There was more bad news on the injury front for Canada's alpine ski team Monday.
A sore back will force Erik Guay to miss this weekend's men's downhill in Wengen, Switzerland, while women's veteran Kelly VanderBeek is out for the season after needing more knee surgery.
"Going in for surgery any moment now," VanderBeek said in an email to The Canadian Press on Monday. "Wish me luck!"
VanderBeek's damaged knee prevented her from competing at last year's Vancouver Olympics.
Guay's back problems come at a time when the Canadian ski team is struggling for results and less than a month before the world championships in Garmisch-Partenkirchen, Germany.
The team has also battled other injuries. Francois Bourque (knee), Louis-Pierre Helie (concussion, knee) and Kelly McBroom (broken ankle) have all been sidelined. Robbie Dixon of Whistler, B.C., suffered a mild concussion in a fall at Bormio but is expected to race this weekend.
Guay, who has battled back issues in the past, first felt pain in Val Gardena, Italy, where he was third in a super-giant slalom race in December. He skipped a downhill in Bormio, Italy.
Patrick Riml, Alpine Canada's athletic director, said by resting Guay it's hoped the Mont-Tremblant, Que., native will be ready to race Kitzbuehel, Austria, in two weeks.
Wengen and Kitzbuehel are two of the most prestigious and famous races on the men's World Cup circuit.
"We have to do the right thing," Riml said in a telephone interview from Solden, Austria. "There are important races coming up.
"If you push it too much, or he goes back on snow too early, we don't want to jeopardize the rest of January, especially with the world championships. We are just making sure we are doing the right thing and getting him to the point he is pain free and strong."
VanderBeek first tore up her knee in December 2009 in downhill training at Val d'Isere, France. She returned to snow in late November but the knee wasn't responding properly.
"The knee was not progressing the way we all were hoping," said Riml. "They have to tighten her knee.
"There is too much shifting going on right now. There is no chance for her to be coming back in the 2010-2011 season."
On a positive note, John Kucera, who missed all last year with a broken leg, will begin training with the men's team in Europe this week. He hopes to be a forerunner at a women's downhill and super-G in Cortina d'Ampezzo, Italy, later this month.
"It's good to be back in that environment, raise that competitive level and start pushing the line a little bit and get ready for racing," said the Calgary native, who won the downhill race at the 2009 world championships.
Kucera attended a news conference in Calgary Monday where the men's ski team announced they'll wear "Support Our Troops" yellow-ribbon decals on their helmets.

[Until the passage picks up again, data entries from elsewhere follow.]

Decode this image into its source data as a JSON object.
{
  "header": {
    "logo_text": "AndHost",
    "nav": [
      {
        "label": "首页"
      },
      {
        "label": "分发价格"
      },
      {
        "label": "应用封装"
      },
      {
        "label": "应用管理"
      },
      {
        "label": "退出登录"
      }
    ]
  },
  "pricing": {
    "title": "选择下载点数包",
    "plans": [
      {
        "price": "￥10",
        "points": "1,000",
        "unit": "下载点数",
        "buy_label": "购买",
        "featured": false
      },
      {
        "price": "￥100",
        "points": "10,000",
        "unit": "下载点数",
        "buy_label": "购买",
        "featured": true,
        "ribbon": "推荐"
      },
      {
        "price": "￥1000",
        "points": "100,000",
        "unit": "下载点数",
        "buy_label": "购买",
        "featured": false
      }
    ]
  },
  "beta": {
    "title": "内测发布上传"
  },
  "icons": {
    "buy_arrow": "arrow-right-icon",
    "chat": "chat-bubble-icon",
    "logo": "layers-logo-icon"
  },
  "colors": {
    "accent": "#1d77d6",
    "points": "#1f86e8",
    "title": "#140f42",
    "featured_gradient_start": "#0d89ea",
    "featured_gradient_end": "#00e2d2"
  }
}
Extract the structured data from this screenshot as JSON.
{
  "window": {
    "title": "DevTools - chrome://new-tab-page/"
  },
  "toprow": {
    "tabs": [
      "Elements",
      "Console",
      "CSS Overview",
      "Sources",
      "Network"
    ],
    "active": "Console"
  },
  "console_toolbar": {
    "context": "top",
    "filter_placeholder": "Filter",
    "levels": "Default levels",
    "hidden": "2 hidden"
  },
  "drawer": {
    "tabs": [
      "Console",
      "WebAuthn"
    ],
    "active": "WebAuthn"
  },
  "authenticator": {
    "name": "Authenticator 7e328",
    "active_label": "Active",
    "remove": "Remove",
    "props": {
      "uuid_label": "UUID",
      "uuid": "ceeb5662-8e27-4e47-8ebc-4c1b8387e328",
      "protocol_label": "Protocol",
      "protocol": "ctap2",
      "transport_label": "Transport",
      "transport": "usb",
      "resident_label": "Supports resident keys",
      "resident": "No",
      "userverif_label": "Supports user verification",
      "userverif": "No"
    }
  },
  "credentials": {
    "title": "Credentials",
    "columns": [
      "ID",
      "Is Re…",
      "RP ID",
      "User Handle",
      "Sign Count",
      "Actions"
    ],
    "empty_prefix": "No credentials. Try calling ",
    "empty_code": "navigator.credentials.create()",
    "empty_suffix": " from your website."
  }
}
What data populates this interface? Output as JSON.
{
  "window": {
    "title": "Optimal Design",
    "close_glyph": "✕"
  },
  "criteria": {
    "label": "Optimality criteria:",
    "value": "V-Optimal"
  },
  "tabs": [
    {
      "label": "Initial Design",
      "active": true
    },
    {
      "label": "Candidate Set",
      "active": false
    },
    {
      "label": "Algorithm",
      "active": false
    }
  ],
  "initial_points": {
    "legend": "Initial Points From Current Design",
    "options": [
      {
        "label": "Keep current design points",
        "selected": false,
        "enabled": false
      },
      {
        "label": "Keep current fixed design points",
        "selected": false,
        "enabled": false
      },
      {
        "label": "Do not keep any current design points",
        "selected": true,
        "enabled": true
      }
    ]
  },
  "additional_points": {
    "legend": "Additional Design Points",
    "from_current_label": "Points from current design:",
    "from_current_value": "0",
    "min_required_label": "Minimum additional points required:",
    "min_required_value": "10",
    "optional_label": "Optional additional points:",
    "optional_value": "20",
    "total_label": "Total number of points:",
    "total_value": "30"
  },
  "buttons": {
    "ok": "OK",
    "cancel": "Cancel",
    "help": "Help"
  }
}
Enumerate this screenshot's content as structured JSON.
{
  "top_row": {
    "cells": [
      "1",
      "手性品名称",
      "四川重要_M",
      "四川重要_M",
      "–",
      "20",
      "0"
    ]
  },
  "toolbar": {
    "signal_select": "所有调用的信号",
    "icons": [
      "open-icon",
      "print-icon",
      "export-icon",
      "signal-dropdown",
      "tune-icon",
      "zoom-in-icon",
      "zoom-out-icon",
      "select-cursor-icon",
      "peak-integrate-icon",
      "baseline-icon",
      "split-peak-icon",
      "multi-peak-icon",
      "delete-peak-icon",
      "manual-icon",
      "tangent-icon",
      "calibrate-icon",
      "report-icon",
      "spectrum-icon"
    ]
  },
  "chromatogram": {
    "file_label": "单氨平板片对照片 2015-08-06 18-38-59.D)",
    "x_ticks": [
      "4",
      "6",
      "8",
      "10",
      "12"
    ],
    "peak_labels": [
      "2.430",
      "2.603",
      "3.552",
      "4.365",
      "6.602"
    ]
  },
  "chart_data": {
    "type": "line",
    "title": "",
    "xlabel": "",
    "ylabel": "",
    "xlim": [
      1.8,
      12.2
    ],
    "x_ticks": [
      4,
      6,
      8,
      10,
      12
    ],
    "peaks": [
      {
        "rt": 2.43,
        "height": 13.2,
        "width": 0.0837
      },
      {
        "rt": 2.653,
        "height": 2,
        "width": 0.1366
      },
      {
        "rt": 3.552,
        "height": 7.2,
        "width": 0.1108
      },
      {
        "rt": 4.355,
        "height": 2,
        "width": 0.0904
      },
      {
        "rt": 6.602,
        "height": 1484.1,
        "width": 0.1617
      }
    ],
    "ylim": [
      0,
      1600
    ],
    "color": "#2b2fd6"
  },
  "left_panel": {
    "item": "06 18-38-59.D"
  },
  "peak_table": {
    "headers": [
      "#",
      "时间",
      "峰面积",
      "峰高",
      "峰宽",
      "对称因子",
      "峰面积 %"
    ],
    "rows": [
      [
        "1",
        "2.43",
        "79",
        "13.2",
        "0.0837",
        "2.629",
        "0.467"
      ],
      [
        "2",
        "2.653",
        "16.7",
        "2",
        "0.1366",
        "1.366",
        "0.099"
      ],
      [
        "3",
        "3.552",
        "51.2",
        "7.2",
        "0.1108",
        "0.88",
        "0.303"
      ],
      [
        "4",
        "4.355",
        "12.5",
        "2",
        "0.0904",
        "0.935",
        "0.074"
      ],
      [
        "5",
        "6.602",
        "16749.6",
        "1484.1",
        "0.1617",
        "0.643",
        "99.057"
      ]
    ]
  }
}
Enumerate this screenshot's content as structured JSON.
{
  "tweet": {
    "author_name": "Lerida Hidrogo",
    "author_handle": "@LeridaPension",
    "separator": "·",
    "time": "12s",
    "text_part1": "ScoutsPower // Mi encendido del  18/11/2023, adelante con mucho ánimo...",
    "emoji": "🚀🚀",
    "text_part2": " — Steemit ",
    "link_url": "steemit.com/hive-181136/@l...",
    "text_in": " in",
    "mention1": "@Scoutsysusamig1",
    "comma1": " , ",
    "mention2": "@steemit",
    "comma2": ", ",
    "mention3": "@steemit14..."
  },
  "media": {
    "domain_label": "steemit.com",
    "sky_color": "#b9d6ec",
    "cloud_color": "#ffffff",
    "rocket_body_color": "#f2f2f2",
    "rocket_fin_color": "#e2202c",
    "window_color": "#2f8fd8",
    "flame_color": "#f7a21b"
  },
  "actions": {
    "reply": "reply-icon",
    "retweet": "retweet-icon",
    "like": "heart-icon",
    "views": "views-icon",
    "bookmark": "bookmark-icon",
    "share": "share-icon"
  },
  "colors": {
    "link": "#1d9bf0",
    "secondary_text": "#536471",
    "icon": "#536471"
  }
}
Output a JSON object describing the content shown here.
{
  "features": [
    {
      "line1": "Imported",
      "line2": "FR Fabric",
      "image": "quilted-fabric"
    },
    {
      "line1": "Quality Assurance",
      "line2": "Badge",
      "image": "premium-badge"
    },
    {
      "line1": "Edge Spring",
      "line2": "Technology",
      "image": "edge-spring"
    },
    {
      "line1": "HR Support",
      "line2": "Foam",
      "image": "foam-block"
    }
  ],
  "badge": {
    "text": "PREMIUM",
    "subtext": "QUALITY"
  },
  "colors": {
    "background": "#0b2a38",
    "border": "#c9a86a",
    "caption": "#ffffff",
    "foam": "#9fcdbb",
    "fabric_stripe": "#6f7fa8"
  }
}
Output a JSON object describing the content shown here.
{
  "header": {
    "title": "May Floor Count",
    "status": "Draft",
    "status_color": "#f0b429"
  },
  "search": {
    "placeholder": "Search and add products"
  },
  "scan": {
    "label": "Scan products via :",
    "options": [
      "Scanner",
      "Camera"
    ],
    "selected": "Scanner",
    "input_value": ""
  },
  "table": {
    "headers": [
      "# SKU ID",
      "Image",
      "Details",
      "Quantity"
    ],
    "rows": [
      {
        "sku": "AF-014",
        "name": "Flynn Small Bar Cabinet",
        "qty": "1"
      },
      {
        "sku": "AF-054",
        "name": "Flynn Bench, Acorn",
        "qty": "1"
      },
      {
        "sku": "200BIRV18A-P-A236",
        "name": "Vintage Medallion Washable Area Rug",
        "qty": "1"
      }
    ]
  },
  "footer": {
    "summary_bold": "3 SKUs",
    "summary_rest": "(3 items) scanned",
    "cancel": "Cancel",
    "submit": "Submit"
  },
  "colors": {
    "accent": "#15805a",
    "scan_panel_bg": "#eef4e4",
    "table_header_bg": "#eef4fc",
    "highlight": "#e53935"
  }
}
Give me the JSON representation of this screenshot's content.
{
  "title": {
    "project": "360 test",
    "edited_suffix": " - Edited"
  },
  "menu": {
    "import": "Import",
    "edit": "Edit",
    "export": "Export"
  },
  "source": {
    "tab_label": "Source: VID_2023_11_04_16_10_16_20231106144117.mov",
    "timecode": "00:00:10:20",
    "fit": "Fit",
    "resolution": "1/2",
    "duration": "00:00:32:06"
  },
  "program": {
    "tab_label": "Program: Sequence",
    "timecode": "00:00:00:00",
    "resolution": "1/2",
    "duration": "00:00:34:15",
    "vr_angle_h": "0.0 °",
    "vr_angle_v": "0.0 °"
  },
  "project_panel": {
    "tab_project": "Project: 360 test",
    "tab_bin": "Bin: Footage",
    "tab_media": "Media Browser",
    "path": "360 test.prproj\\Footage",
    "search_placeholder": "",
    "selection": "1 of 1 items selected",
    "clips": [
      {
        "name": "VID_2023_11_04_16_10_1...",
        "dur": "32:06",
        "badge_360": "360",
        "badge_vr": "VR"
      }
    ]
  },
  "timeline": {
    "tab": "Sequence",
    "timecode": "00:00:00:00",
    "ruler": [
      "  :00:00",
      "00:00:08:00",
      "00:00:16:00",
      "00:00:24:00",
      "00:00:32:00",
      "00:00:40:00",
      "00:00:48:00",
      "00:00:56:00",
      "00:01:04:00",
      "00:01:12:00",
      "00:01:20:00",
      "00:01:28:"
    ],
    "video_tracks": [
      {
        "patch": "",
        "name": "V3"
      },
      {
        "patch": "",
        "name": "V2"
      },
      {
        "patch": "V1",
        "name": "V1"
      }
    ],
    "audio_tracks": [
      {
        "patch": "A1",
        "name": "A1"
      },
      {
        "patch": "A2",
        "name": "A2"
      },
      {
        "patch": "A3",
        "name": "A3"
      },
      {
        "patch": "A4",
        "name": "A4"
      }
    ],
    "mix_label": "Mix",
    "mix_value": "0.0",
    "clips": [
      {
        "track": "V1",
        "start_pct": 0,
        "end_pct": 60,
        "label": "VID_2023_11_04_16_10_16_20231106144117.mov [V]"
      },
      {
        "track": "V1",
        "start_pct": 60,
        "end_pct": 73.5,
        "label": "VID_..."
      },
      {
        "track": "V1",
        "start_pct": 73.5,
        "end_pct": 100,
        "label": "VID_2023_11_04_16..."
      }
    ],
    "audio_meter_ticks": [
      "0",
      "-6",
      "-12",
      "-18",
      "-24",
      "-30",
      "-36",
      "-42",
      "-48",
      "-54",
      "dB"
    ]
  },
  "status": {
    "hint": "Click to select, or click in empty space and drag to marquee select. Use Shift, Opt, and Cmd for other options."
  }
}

If training goes well, Kucera could return for the downhill at Kvitfjell, Norway, in March.
"The whole goal is to come back in a position where I can have the best shot possible to regain top from and get going right away, instead of struggling through it," he said.
Canada's ski team has gotten off to a slow start this season. Canadian skiers had eight podium results last year, including four victories. Guay won the Crystal Globe as the overall super-G champion.
Guay's third is the best finish so far.
"We were definitely expecting a little more," said Riml. "In general, the guys are skiing well. I think it's just a matter of time."
By this time last year Manuel Osborne-Paradis of Invermere, B.C., had won a super-G race in Lake Louise and the downhill in Val Gardena. He finished second in Wengen.
This year Osborne-Paradis has made the top-10 just once.
"When you look at the splits from all the races he's shown some incredible speeds every weekend in different sections," said Riml. "It's just a matter of time before he puts one together from top to bottom."
There have been some encouraging results and near misses from other team members.
Mike Janyk of Whistler finished fifth in a slalom race in Adelboden, Switzerland, over the weekend while his older sister Britt was ninth in a super-G at Zauchensee, Austria.
Marie-Michele Gagnon of Lac-Etchemin, Que., had a career-best fifth in a giant slalom at St. Moritz, Switzerland, earlier this year while Julien Cousineau of Lachute, Que., had three, top-six finishes in slalom races.
Max Gartner, Alpine Canada's president, said plenty of races remain.
"We want to win and that's the business we're in, to be at the top of the podium," Gartner said. "I wouldn't say we're out of it. We're in touch and hopefully we can come up with a couple of big finishes in the next six weeks."